Replies: 2 comments

Yah, in '96. Al Gore also would be President if he had won New Hampshire, which was pretty close. I'm not sure, but other than Florida, which I would call an anomolous situation, almost a "Perfect Storm", I don't think Gore was closer to winning any Southern state than he was to winning N.H.

Perot effect: I may be being pedantic here, but exit polling at the time showed that if Perot wasn't in the race, Clinton would have won anyhow. Of course, the counter-argument is that if things were different, they'd have been different. If Perot wasn't in the race adding to Bush (Sr)'s woes by targeting mainly him, perhaps Bush the Father would have overcome Clinton.

But the "Perot Effect" took on significance in Republican circles and because of polls in the late '90s that showed that if people had it all to do over again, they'd have re-elected Bush.
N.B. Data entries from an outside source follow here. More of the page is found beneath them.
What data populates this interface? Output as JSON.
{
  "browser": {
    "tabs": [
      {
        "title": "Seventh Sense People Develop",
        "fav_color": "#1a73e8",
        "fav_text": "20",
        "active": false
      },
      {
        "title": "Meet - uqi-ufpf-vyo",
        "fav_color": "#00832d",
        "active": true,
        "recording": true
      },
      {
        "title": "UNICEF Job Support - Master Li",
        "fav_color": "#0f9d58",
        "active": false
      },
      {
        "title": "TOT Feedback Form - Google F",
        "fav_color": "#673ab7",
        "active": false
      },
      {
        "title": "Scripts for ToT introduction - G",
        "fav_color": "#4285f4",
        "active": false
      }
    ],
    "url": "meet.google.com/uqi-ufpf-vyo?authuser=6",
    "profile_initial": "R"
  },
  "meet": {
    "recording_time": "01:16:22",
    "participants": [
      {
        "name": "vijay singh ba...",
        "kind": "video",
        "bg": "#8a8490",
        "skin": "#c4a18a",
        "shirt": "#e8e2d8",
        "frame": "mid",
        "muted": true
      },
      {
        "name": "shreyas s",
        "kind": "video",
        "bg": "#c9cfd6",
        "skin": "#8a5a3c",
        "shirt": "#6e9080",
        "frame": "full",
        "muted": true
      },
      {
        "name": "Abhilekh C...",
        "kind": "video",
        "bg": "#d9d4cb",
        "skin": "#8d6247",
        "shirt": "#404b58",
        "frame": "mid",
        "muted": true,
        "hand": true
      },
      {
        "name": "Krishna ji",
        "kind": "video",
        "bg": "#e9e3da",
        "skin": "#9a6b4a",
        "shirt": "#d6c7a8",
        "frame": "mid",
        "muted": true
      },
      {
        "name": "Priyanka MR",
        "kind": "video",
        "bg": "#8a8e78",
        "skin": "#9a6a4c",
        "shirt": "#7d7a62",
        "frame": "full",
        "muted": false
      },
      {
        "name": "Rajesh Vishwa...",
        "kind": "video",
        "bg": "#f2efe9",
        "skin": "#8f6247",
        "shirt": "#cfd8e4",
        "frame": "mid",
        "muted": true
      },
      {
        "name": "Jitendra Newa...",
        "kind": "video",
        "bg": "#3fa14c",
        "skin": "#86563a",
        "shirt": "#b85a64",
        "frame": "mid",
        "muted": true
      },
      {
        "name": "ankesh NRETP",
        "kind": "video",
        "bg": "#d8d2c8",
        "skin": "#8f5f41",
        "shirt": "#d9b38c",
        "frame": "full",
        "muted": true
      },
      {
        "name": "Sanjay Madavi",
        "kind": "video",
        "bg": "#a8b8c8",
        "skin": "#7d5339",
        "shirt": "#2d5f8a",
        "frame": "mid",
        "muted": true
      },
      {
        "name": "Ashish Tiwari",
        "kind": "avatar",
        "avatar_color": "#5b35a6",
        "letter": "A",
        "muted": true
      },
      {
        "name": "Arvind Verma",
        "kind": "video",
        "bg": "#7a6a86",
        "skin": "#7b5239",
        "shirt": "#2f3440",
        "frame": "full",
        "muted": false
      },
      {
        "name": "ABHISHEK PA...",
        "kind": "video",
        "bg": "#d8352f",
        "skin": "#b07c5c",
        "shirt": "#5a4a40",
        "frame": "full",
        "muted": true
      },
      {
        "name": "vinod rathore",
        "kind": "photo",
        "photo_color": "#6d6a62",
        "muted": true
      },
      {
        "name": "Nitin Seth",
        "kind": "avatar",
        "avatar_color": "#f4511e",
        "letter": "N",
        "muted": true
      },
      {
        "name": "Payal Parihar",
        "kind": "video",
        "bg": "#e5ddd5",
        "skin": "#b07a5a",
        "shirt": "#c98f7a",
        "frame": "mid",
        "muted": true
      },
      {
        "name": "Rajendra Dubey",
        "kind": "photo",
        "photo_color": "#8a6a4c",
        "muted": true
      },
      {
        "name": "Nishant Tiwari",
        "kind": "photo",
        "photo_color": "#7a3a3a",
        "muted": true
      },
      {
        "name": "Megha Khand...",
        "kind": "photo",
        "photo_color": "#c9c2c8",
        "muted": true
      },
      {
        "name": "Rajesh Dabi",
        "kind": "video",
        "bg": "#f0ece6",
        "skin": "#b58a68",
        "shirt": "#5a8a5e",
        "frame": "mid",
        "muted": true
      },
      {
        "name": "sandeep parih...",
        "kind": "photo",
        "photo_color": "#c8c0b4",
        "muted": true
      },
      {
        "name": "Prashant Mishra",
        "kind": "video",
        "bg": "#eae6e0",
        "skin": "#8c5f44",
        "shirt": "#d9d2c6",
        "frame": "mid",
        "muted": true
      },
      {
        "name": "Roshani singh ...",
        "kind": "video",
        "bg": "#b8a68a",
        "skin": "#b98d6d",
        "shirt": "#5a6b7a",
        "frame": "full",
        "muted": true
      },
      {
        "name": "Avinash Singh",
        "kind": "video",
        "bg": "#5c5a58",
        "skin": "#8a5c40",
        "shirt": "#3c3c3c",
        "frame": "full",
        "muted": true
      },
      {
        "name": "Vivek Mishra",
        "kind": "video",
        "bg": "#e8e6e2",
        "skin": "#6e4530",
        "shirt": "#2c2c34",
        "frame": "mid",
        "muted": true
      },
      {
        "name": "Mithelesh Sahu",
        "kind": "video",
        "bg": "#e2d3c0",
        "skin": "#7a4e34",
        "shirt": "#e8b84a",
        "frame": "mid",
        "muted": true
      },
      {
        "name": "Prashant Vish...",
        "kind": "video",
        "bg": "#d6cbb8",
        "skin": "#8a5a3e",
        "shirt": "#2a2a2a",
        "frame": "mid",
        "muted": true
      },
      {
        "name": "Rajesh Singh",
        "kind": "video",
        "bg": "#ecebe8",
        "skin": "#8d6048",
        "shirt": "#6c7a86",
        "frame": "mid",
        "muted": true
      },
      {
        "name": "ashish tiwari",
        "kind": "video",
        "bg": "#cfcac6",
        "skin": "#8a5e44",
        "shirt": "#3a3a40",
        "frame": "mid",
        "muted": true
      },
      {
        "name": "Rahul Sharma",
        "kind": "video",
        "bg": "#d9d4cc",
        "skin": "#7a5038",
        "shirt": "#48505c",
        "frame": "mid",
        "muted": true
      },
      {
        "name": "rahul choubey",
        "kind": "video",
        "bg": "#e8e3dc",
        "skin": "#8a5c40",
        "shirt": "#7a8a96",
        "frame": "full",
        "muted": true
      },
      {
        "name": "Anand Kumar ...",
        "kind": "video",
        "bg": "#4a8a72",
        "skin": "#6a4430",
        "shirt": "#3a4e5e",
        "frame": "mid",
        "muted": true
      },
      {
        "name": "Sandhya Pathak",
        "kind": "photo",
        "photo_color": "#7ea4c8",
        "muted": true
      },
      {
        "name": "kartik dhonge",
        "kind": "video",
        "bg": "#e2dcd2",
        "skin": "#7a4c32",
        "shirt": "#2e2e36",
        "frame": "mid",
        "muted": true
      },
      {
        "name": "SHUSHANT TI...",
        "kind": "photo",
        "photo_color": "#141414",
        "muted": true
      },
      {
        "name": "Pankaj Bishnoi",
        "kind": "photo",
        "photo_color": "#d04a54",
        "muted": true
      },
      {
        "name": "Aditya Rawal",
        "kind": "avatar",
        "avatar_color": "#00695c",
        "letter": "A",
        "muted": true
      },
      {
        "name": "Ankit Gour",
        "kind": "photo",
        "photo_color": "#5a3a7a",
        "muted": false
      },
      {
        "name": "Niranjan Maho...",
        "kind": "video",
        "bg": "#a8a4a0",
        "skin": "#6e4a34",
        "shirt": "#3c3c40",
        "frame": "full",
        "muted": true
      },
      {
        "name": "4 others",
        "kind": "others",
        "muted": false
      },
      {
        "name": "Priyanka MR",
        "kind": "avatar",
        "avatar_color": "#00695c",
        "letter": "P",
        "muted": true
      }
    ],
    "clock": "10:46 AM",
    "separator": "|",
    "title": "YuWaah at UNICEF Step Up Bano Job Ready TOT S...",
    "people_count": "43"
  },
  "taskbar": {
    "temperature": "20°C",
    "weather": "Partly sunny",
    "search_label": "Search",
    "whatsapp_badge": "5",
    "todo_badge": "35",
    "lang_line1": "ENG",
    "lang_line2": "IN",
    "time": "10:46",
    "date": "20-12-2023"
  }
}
But in real life we never step into the same river twice. People had gotten over their anger at Bush sr. by then - possibly the way they'll get over their anger at Bush II - too late to do him any electoral good.

As for this election, looking at state-by-state situations it's hard to see a Southern state where Kerry has as good a shot at a pickup as he has in N.H. & Ohio. Ohio in particular is a Bush soft spot.

Posted by Porphyrogenitus @ 03/10/2004 06:26 PM PST

The times, they are a-changin'. At least in the sense that, however a Democratic candidate won in the past, a Southern Strategy is unlikely to be one that will win for them on the margin: winning Southern states won't win them an election they wouldn't win otherwise (*ahem* Clinton. Clinton would have won even without his Southern victories). Ohio & N.H. are better targets for Dem pickups in a close election.

I post about it here.

THE BUGGY REPLY:

Thank you for the comment.

Still . . . if Gore had won one southern state in 2000, he would have also won the electoral vote. Presumably, you're talking about the 1996 Clinton race: he was the incumbent, the economy was booming, the country was at peace, and he faced a weak candidate. In 1992, Clinton needed to win several Southern states to win the White House. Even then, Ross Perot's third-party vote siphoned off mainly Republican voters from Bush-Sr.'s support.

Even Howard Dean, in a clumsy manner, recognized the need last fall to court Southern Democrats or potential Democratic voters. His patronizing references reflected, among other things, poor political judgment that eventually proved to be his undoing in every primary race so far.



Posted by Porphyrogenitus @ 02/10/2004 10:39 PM PST